About TOG"The 3d U.S. Infantry Regiment (The Old Guard) is the face of the Army. Old Guard Soldiers represent all Soldiers in ceremonies in the National Capitol Region and throughout the nation. The 3d U.S. Infantry Regiment (The Old Guard) is the official Escort to the President of the United States and our nation's Premier Memorial Affairs and Ceremonial Unit. Old Guard Soldiers are in Arlington National Cemetery daily rendering final honors to our fallen, both past and present. The 3d U.S. Infantry Regiment (The Old Guard) is the oldest active Infantry Regiment in the U.S. Army and has a distinguished history of service throughout our nation's conflicts; from its creation in 1784 through Operation Iraqi Freedom. Old Guard Soldiers are tactically proficient in their soldiering skills.
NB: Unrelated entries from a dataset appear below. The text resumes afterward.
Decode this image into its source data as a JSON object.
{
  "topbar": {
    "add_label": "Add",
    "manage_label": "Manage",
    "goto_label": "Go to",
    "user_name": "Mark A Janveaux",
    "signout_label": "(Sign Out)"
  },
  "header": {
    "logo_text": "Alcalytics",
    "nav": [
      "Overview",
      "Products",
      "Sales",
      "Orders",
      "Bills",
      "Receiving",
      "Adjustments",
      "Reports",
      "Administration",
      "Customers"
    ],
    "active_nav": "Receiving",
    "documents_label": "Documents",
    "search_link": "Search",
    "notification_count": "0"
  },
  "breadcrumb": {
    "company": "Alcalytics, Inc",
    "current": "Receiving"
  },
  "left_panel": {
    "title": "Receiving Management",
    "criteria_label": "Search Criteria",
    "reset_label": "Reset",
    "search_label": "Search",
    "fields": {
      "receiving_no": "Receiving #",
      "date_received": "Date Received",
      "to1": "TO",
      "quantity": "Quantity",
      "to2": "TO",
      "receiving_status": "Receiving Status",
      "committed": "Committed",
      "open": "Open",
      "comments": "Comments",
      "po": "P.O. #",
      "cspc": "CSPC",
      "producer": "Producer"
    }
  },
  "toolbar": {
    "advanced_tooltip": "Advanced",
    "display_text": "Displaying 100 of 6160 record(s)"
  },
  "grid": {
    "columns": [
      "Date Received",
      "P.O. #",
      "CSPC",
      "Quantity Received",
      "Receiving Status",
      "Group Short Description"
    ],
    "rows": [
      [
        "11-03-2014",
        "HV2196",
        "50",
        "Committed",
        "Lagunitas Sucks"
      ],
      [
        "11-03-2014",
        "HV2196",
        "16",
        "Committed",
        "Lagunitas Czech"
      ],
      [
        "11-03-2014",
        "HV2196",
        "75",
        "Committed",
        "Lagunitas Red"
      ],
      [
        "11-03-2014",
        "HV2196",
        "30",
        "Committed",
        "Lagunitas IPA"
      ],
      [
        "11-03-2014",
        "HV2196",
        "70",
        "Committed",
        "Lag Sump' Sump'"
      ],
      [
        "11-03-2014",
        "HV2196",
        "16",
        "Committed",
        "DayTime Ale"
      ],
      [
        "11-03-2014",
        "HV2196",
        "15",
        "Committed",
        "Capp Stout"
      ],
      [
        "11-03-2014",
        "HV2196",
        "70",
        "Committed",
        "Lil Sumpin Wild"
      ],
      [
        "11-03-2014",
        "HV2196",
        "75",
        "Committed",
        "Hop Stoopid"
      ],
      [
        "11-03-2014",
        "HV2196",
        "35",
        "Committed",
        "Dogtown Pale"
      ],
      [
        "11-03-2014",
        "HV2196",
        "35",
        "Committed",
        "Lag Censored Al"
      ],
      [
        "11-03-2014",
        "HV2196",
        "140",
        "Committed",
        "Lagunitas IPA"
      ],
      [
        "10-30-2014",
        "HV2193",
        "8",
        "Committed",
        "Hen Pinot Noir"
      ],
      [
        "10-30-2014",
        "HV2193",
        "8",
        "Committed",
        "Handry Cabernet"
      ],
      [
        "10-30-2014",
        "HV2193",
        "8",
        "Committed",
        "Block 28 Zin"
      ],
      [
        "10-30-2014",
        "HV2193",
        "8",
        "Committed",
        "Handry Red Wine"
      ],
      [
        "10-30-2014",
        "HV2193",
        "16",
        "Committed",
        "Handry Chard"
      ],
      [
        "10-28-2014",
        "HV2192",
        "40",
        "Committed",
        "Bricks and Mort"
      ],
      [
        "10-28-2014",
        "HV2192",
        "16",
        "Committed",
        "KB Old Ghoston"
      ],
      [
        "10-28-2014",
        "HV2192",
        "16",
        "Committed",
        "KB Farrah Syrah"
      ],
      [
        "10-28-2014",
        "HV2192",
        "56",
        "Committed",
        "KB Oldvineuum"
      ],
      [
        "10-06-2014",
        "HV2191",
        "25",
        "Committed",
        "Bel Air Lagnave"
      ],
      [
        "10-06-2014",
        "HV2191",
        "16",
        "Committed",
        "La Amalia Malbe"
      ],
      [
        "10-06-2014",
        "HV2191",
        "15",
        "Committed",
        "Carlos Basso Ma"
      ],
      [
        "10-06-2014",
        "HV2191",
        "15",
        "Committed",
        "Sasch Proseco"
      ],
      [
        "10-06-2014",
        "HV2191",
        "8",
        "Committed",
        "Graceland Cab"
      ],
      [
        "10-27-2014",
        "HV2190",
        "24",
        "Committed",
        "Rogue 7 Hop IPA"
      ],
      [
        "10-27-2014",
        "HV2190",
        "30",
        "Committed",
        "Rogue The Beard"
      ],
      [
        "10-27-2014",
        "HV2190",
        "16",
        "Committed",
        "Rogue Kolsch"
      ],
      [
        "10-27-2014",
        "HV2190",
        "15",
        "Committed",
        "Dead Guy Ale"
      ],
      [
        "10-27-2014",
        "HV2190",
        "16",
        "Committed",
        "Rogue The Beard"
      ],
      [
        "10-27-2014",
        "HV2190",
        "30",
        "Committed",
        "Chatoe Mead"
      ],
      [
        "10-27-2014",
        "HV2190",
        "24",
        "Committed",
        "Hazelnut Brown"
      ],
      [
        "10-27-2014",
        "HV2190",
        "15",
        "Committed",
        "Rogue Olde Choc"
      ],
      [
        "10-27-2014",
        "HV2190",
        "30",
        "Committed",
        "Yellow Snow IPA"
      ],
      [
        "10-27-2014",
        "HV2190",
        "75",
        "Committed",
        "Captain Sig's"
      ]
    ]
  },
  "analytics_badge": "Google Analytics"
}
Besides our ceremonial duties we stand ready to defend the National Capitol Region in the event of an emergency." Follow this link and read all about the 1/3 Battalion HHC Caisson Platoon: 1/3 Battalion HHC Caisson Platoon
A Word About Black Jack
The most famous riderless horse was "Black Jack," a half-Morgan named for General of the Armies John "Black Jack" Pershing. Black Jack took part in the state funerals of Presidents John F. Kennedy (1963), Herbert Hoover (1964), and Lyndon Johnson (1973), and General of the Army Douglas MacArthur (1964).
Black Jack was foaled January 19, 1947, and came to Fort Myer from Fort Reno, Oklahoma, on November 22, 1952. Black Jack was the last of the Quartermaster-issue horses branded with the Army's U.S. brand (on the left shoulder) and his Army serial number 2V56 (on the left side of his neck). He died on February 6, 1976, and was buried on the parade ground of Fort Myer's Summerall Field with full military honors, one of only two US Army horses to be given that honor.
A Word About the Riderless Horse
The riderless horse named Sergeant York aka Allaboard Jules, during the funeral procession for the 40th President of the United States, Ronald Reagan, with President Reagan's boots reversed in the stirrups.
A riderless horse or caparisoned horse (in reference to its ornamental coverings, which have a detailed protocol of their own) is a single horse, without a rider, and with boots reversed in the stirrups, which sometimes accompanies a funeral procession. The horse follows the caisson carrying the casket.
The custom is believed to date back to the time of Genghis Khan, when a horse was sacrificed to serve the fallen warrior in the next world. The caparisoned horse later came to symbolize a warrior who would ride no more. Others suggest that this tradition hailed from over a thousand years before Genghis Khan, when the Afghan people represented the Buddha as a riderless horse.
In the United States, the caparisoned horse is part of the military honors given to an Army or Marine Corps officer who was a colonel or above; this includes the President, by virtue of having been the country's commander in chief and the Secretary of Defense, having overseen the armed forces. Abraham Lincoln was the first president of the United States to be officially honored by the inclusion of the caparisoned horse in his funeral cortege, although a letter from George Washington's personal secretary recorded the president's horse was part of the president's funeral, carrying his saddle, pistols, and holsters. Traditionally, simple black riding boots are reversed in the stirrups to represent a fallen leader looking back on his troops for the last time.
For More Information:Mucking About With the Old Guard
Mucking About With the Old Guard/Part 2
Mucking About With the Old Guard/Part 3
The Caisson Platoon Equine Assisted Programs
Caisson Horse Articles